Dates

  • 1903-1908

Extent

415 ff., 2 items

Language of Materials

English

Preferred Citation

Oxford, Bodleian Libraries [followed by shelfmark and folio or page reference, e.g. MSS. Afr. s. 589].
Please see our help page for further guidance on citing archives and manuscripts.

Full range of shelfmarks:

MSS. Afr. s. 589

Collection ID (for staff)

CMD ID 1172

Biographical / Historical

Robert Arthur Briggs Chamberlain was born in 1865 in Hull, Yorkshire, England. He was educated at Trent College, Nottingham; King's College, Cambridge, and the Universities of Heidelberg and Tübingen in Germany. He became a law student of the Inner Temple then turned to journalism and worked on the Manchester Guardianand various London newspapers.

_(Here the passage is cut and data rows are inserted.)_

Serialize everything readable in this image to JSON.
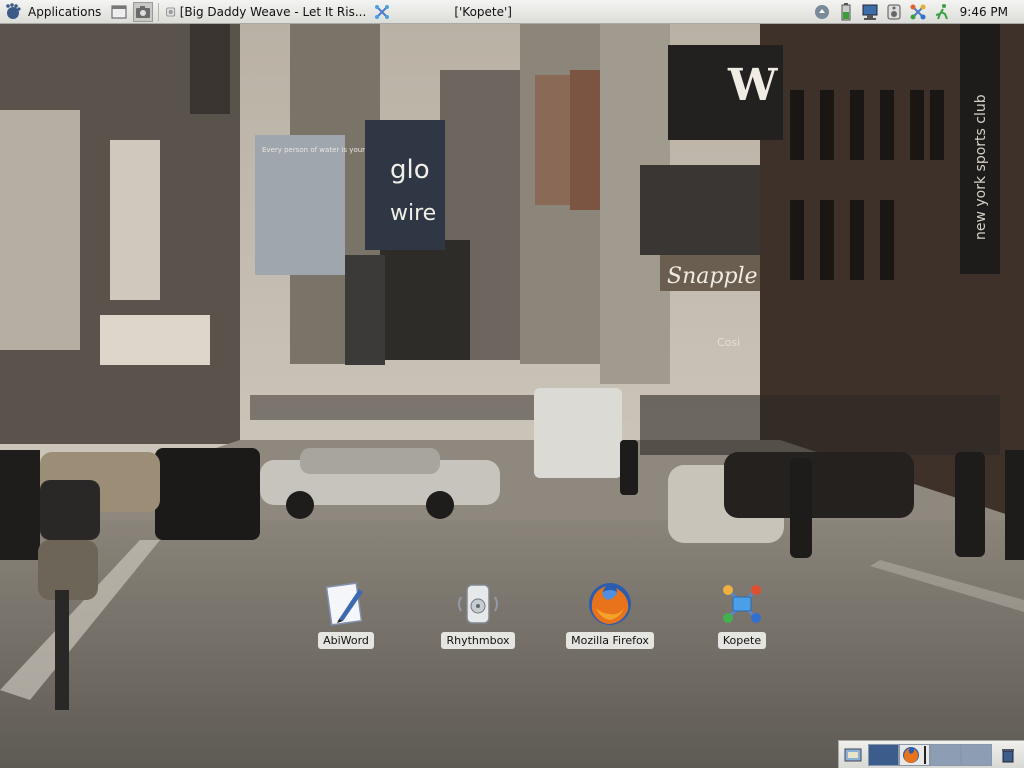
{
  "top_panel": {
    "applications_label": "Applications",
    "task_windows": [
      {
        "title": "[Big Daddy Weave - Let It Ris..."
      },
      {
        "title": "['Kopete']"
      }
    ],
    "clock": "9:46 PM"
  },
  "desktop": {
    "wallpaper_signs": {
      "glob": "glo",
      "wire": "wire",
      "water": "Every person of water is your",
      "snapple": "Snapple",
      "w": "W",
      "nysc": "new york sports club",
      "cosi": "Cosi"
    },
    "icons": [
      {
        "label": "AbiWord",
        "icon": "abiword-icon"
      },
      {
        "label": "Rhythmbox",
        "icon": "rhythmbox-icon"
      },
      {
        "label": "Mozilla Firefox",
        "icon": "firefox-icon"
      },
      {
        "label": "Kopete",
        "icon": "kopete-icon"
      }
    ]
  },
  "bottom_panel": {
    "workspaces": [
      "active",
      "firefox",
      "inactive",
      "inactive"
    ]
  }
}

Shortly before the Boer War broke out he went to South Africa as editor of the Johannesburg Star; his opposition to the importation of Chinese labour for the Rand gold mines was so unpopular that he resigned his editorship.

In 1903 Chamberlain, together with his colleague A.S. Flemmer, applied for concessions in the East Africa Protectorate (now Kenya). They reached an agreement with Sir Charles Eliot (H.M. Commissioner in Nairobi) but this agreement was cancelled by Lord Lansdowne (Secretary of State for Foreign Affairs) and resulted in Sir Charles Eliot's resignation in June 1904. Chamberlain then appealed to Viscount Milner (High Commissioner for South Africa) and for the next 3 years he continued to press his claim with the Foreign and Colonial Offices until in November 1907 Winston Churchill, as Colonial Under-Secretary, advised the Secretary of State, Lord Elgin, that the concession should be carried out in the terms arranged by Sir Charles Eliot. This advice was accepted and Chamberlain acquired 32,000 acres of land beside the Nderit Stream which he farmed until the late 1920s when he sold the greater part of his holding. He was largely responsible for the first wave of settlement in British East Africa of farmers from South Africa and also for the formation in 1911 of the Convention of Associations, a body which rendered much service to the cause of white settlers in Kenya.

Chamberlain died at Elmenteita, Kenya, in 1948.

Other Finding Aids

The library holds a card index of all manuscript collections in its reading room and a handlist is also available for this collection.

Listed as no. 139 in Manuscript Collections of Africana in Rhodes House Library, Oxford, compiled by Louis B. Frewer (Oxford, Bodleian Library, 1968).
Title
Correspondence of Robert A.B. Chamberlain
Status
Completed
Language of description
English

Repository Details

Part of the Bodleian Libraries Repository

Contact:
Weston Library
Broad Street
Oxford OX1 3BG United Kingdom